By Kevin Deutsch
Norman Seabrook, whose corrupt reign as head of the Correction Officers Benevolent Association ended with a prison sentence, wants to serve his nearly five-year bit at home because of concerns over COVID-19.
Seabrook, 60, is at high risk of contracting the coronavirus because of his age and should be allowed to serve his time at home, or else see his prison start-date postponed until a vaccine is available, his attorney argued in court papers last week.
Seabrook, who headed the powerful correction officers union more than two decades, and helped instill a culture of violence and corruption on Rikers Island, was convicted on bribery and conspiracy charges related to kickbacks he accepted.

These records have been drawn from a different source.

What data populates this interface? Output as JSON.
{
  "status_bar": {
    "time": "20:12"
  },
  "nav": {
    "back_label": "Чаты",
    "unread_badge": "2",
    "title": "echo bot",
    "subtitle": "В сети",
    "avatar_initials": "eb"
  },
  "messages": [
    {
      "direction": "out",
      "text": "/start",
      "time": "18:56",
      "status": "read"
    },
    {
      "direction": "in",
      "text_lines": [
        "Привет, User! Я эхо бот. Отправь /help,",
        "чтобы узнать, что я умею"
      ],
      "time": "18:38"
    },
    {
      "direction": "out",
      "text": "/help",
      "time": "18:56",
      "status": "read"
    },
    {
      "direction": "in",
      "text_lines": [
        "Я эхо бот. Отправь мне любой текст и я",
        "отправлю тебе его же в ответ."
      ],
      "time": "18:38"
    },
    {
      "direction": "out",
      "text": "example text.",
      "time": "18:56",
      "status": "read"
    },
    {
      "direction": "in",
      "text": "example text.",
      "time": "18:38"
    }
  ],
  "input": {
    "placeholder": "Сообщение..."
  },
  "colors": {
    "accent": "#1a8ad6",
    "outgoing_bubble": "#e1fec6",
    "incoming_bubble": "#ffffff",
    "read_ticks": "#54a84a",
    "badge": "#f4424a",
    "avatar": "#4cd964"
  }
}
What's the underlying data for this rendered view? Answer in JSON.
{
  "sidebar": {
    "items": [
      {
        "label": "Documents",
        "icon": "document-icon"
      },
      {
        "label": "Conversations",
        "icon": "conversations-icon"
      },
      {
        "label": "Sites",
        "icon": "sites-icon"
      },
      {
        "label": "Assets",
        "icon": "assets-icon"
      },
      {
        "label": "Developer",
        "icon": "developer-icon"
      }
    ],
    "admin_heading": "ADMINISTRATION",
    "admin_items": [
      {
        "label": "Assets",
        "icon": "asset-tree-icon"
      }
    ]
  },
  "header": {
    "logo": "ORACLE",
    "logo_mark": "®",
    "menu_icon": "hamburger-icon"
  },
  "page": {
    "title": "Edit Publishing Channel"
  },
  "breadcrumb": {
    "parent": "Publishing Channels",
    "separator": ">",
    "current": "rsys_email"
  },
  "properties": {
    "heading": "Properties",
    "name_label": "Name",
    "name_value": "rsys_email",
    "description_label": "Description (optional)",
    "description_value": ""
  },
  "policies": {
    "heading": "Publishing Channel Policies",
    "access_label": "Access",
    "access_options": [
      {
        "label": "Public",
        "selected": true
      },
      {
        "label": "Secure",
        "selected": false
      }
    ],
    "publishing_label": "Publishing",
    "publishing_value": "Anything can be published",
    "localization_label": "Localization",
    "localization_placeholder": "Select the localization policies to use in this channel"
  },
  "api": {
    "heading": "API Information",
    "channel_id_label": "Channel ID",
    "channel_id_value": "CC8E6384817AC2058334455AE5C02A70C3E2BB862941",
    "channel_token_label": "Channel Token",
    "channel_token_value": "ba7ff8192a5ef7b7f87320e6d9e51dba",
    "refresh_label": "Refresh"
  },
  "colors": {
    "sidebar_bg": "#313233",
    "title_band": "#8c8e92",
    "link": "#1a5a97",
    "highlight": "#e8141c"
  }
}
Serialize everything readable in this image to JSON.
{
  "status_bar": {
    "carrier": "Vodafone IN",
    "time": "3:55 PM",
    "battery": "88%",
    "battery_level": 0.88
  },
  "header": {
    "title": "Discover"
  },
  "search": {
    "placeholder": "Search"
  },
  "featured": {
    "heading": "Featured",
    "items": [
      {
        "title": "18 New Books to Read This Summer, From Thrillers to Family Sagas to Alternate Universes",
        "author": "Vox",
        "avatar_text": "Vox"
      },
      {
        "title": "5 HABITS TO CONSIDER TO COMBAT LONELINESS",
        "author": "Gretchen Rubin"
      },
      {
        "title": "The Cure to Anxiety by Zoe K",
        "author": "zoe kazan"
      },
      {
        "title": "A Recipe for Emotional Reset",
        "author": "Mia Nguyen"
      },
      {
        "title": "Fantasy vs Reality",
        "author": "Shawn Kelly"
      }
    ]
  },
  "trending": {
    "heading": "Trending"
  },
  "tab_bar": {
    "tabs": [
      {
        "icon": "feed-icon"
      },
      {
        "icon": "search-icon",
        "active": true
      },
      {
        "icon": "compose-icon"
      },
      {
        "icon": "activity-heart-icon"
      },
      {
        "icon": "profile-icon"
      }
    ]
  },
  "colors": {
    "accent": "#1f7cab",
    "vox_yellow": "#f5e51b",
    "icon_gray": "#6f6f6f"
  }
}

He is due to turn himself in and begin his sentence at the end of December.